The next speaker at the West Lothian History and Amenity Society is recently retired Falkirk Council keeper of archaeology and local history – Geoff Bailey.

By Kevin Quinn
Friday, 5th November 2021, 1:00 pm
Carron company crest on 'Forth', the last ship built for Carron Shipping Company.
Carron company crest on 'Forth', the last ship built for Carron Shipping Company.

His talk is entitled ‘Ploughing the Seas: the story of the Carron Line.

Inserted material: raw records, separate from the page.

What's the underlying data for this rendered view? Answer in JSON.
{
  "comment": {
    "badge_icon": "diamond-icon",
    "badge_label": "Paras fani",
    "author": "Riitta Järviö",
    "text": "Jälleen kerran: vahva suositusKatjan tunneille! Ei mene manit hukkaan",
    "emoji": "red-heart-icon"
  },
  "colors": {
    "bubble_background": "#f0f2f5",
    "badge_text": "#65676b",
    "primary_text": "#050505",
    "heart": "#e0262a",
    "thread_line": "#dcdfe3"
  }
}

The shipping line was an offshoot of the famous Carron Iron Works at Falkirk, which, by 1814, with its 1,000 employees, was the largest iron works in the whole of Europe.

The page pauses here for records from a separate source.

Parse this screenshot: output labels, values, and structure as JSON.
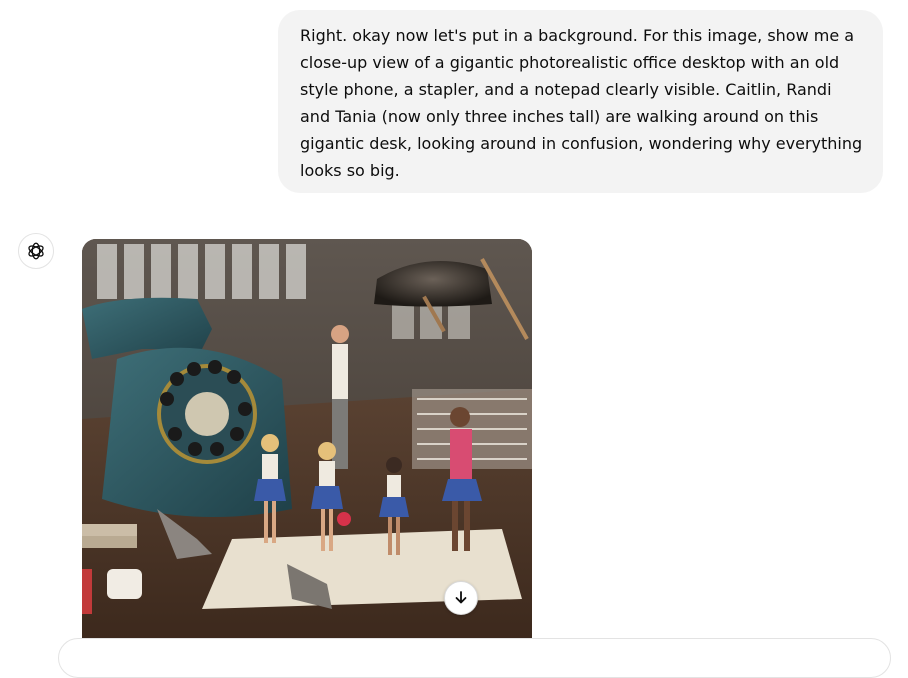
{
  "conversation": {
    "user_message": "Right. okay now let's put in a background. For this image, show me a close-up view of a gigantic photorealistic office desktop with an old style phone, a stapler, and a notepad clearly visible. Caitlin, Randi and Tania (now only three inches tall) are walking around on this gigantic desk, looking around in confusion, wondering why everything looks so big.",
    "assistant_avatar_icon": "openai-logo-icon",
    "generated_image_icon": "download-icon"
  }
}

The firm aimed to control the whole supply chain of its products, from the raw materials to the consumer.

To this end, it owned its own coal and ironstone mines, railways, a shipping line, and shops.

Sign up to our daily The Falkirk Herald Today newsletter

It’s a story which includes privateers, heroism, disasters, ships, bad weather and perseverance – and all to get the goods to market.

The talk takes place on Wednesday, November 17 at 7.30pm, in the Chalmers Hall, Linlithgow Bridge. All are welcome. If you would like to join the society, head along on the night, or email [email protected]

There is a strong Linlithgow connection to the Carron Company: one of the other founding partners of the ironworks that became the Carron Company was William Cadell, an East Lothian merchant and industrialist.

He later became a coal and ironmaster at Cramond, and then at Grange near Bo’ness. His descendants built the present house of Grange on the Linlithgow side of Bonnytoun hill, and live there still.